December 09, 2014
2014 Immigration Journalism Awards and Panel Discussion
Baker & McKenzie LLP 452 Fifth Avenue (@40th Street) New York, NY - RSVP
The French-American Foundation honored the third class of winners of the Immigration Journalism Award on December 9 with a ceremony and panel discussion.
In conjunction with the presentation of the 2014 Immigration Journalism Award, the French-American Foundation hosted a panel discussion on the representation of diverse communities in French and U.S. media.
With the ongoing support of Carnegie Corporation of New York, Fondation TF1, and Air France, the Immigration Journalism Award recognized outstanding journalism published in the United States and in France on the topics of immigration and integration, and the important role this work plays in enriching and informing the public debate on this complex and often controversial topic.
2014 Immigration Journalism Award Winners
(United States) for “The Way North”, The New York Times
Presentation of the 2014 Immigration Journalism Award to Damien Cave for “The Way North,” The New York Times.
Introduction by Allan Chapin, Chairman of the French-American Foundation
(France) for “Ceuta, douce prison”
Presentation of the 2014 Immigration Journalism Award Prix TF1 to Jonathan Millet for “Ceuta, Douce Prison.”

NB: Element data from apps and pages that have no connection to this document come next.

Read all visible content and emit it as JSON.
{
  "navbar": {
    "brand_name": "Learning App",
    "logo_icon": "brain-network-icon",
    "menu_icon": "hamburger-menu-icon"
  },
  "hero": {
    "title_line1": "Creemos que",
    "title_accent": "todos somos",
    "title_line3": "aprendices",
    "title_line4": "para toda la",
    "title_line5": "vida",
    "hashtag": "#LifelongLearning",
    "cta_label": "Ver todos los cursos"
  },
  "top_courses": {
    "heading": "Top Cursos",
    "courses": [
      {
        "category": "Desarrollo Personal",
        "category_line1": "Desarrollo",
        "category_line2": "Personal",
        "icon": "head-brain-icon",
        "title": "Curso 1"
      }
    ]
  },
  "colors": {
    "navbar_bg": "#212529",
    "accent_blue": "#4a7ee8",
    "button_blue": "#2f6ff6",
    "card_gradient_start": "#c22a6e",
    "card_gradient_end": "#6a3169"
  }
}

Introduction by Antoine Guélaud, Editorial Director at TF1
Read an interview with Jonathan Millet
Diversity in the Newsroom: A French-American Dialogue
A study released in 2013 by the American Society of News Editors (ASNE) on newsroom diversity, showed a strong decline in the number of minority journalists. At the same time, the non-white population has increased rapidly and now accounts for more than 35 percent of the U.S. population. In other words, the news media and the nation are moving in two different directions.
Both French and American media demonstrate a lack of diversity in their newsrooms, meaning the voices of news and social commentary do not fully represent the populations they serve. News organizations are losing their ability to reflect the broader range of life experiences, insights, understanding, curiosity, and opinions that make up our modern societies. In the United States, immigration reform and social integration remain topics of constant debate. Similarly, in France, one of the most heated public debates concerns the recognition and treatment of minorities, national or foreign, present on its territory.
French film director, noted journalist, and activist Rokhaya Diallo joined the Foundation to talk about her views on the state of diversity in French media.